Grace's Guide

British Industrial History

Grace's Guide is the leading source of historical information on industry and manufacturing in Britain. This web publication contains 132,806 pages of information and 210,387 images on early companies, their products and the people who designed and built them.

Folland Aircraft

From Graces Guide

Jump to: navigation, search
1939.
Dec 1939.

‎‎

September 1954.
1954. "Midge" - light jet fighter.
1954.
1954. Folland Gnat.
1955. Gnat.
1956. Gnat. Designed for the Bristol Orpheus engine.

Folland Aircraft of Hamble, Southampton.

1937 Henry Folland bought British Marine Aircraft and renamed it Folland Aircraft Limited on December 24, 1937.

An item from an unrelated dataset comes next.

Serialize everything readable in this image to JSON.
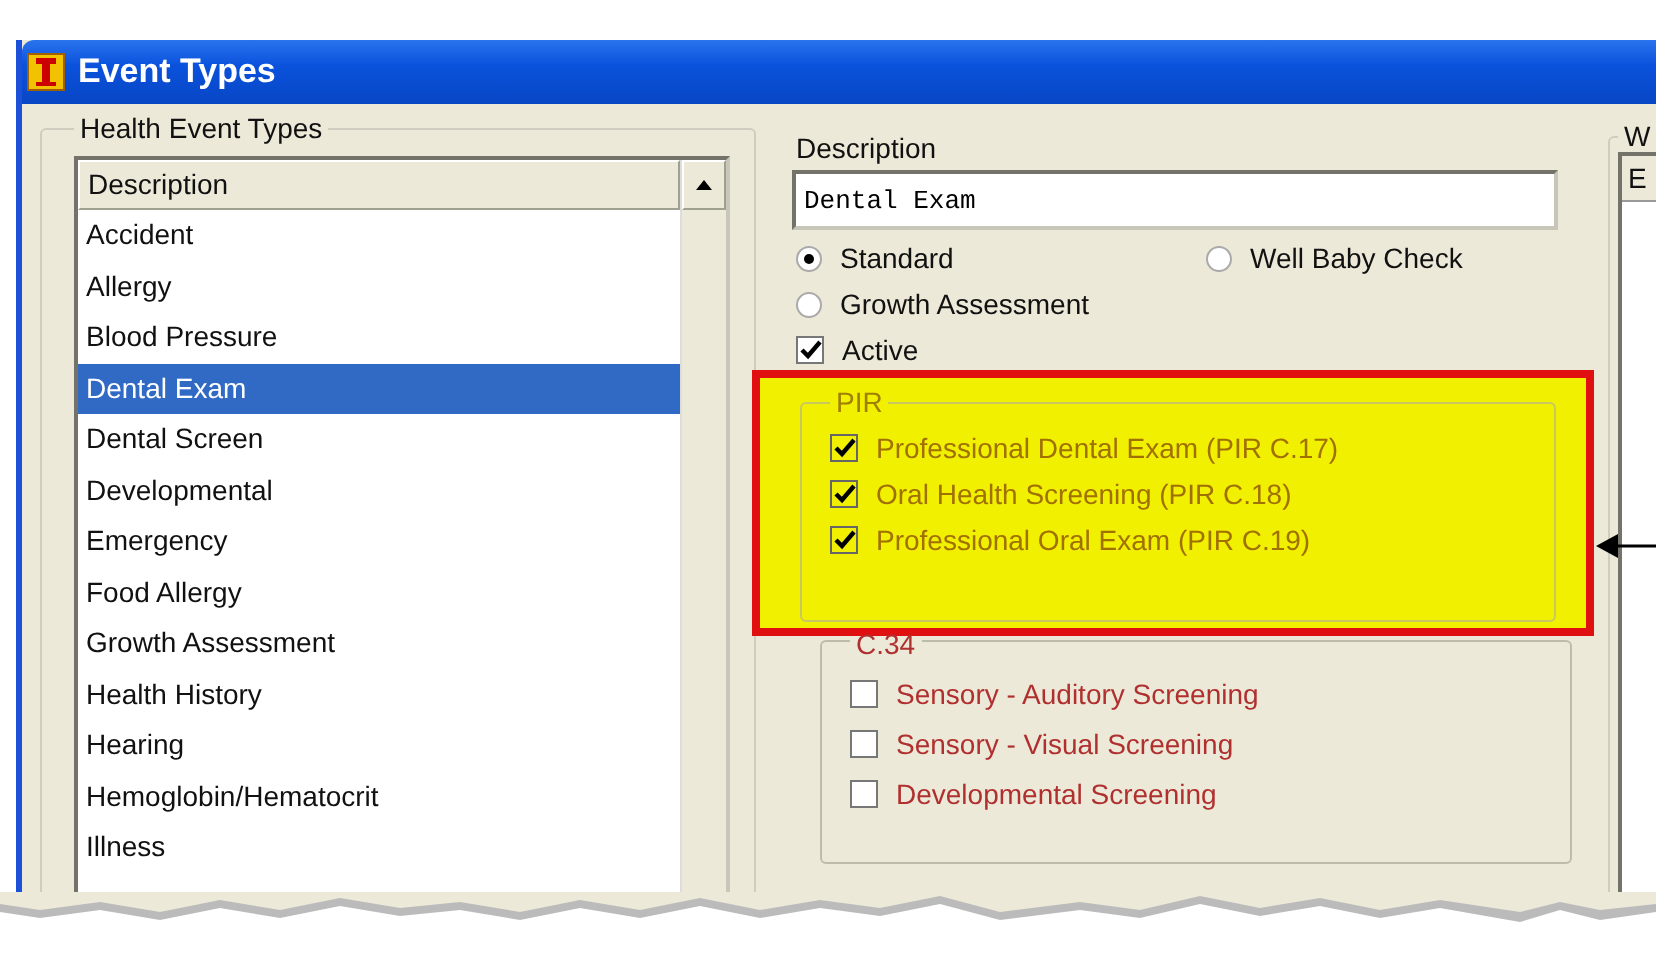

Follands began aircraft assembly at Hamble making parts for Bristol Blenheim and Beaufort bombers. Folland later took on sub-contract work making parts for de Havilland Mosquitos and Vickers Wellingtons.

1939 See Aircraft Industry Suppliers

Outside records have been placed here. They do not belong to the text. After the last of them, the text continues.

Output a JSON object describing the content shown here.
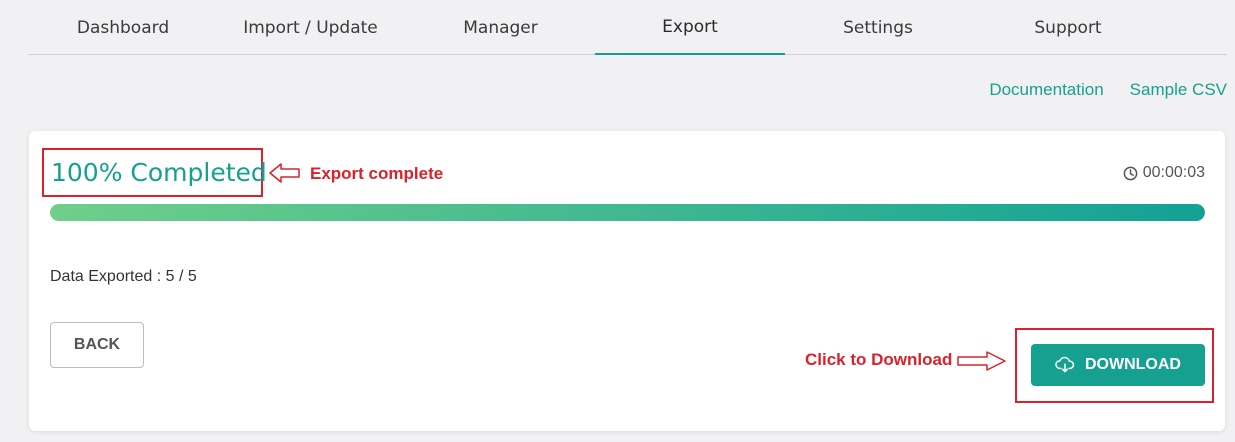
{
  "tabs": [
    {
      "label": "Dashboard",
      "active": false
    },
    {
      "label": "Import / Update",
      "active": false
    },
    {
      "label": "Manager",
      "active": false
    },
    {
      "label": "Export",
      "active": true
    },
    {
      "label": "Settings",
      "active": false
    },
    {
      "label": "Support",
      "active": false
    }
  ],
  "links": {
    "documentation": "Documentation",
    "sample_csv": "Sample CSV"
  },
  "progress": {
    "completed_label": "100% Completed",
    "percent": 100,
    "timer": "00:00:03",
    "timer_icon": "clock-icon"
  },
  "annotations": {
    "export_complete": "Export complete",
    "click_to_download": "Click to Download"
  },
  "data_exported": "Data Exported : 5 / 5",
  "buttons": {
    "back": "BACK",
    "download": "DOWNLOAD",
    "download_icon": "cloud-download-icon"
  },
  "colors": {
    "accent": "#16a08f",
    "annotation_red": "#d9222a",
    "progress_start": "#6fcf8b",
    "progress_end": "#12a196"
  }
}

1940 The company flew the first aircraft of its own design, the Folland 43/47 (Design number FO 108) in 1940.

1950 W. E. W. Petter, who had designed the Westland Lysander, English Electric Canberra and English Electric Lightning, joined the company as chief engineer.

1954 Petter designed the Folland Midge, which first flew on August 11, 1954, and the Folland Gnat training jet (July 18, 1955). Both were built at Hamble until the 1960s. Petter became managing director on the death of Henry Folland.

In 1959 Folland was acquired by Hawker Siddeley who dropped the Folland name in 1963.

Ultimately, Folland became part of British Aerospace (BAe). Although Hamble airfield closed in 1986, BAe continued to use the premises there for the production of major assemblies for Harrier and Hawk jets.

See Also

Loading...

Sources of Information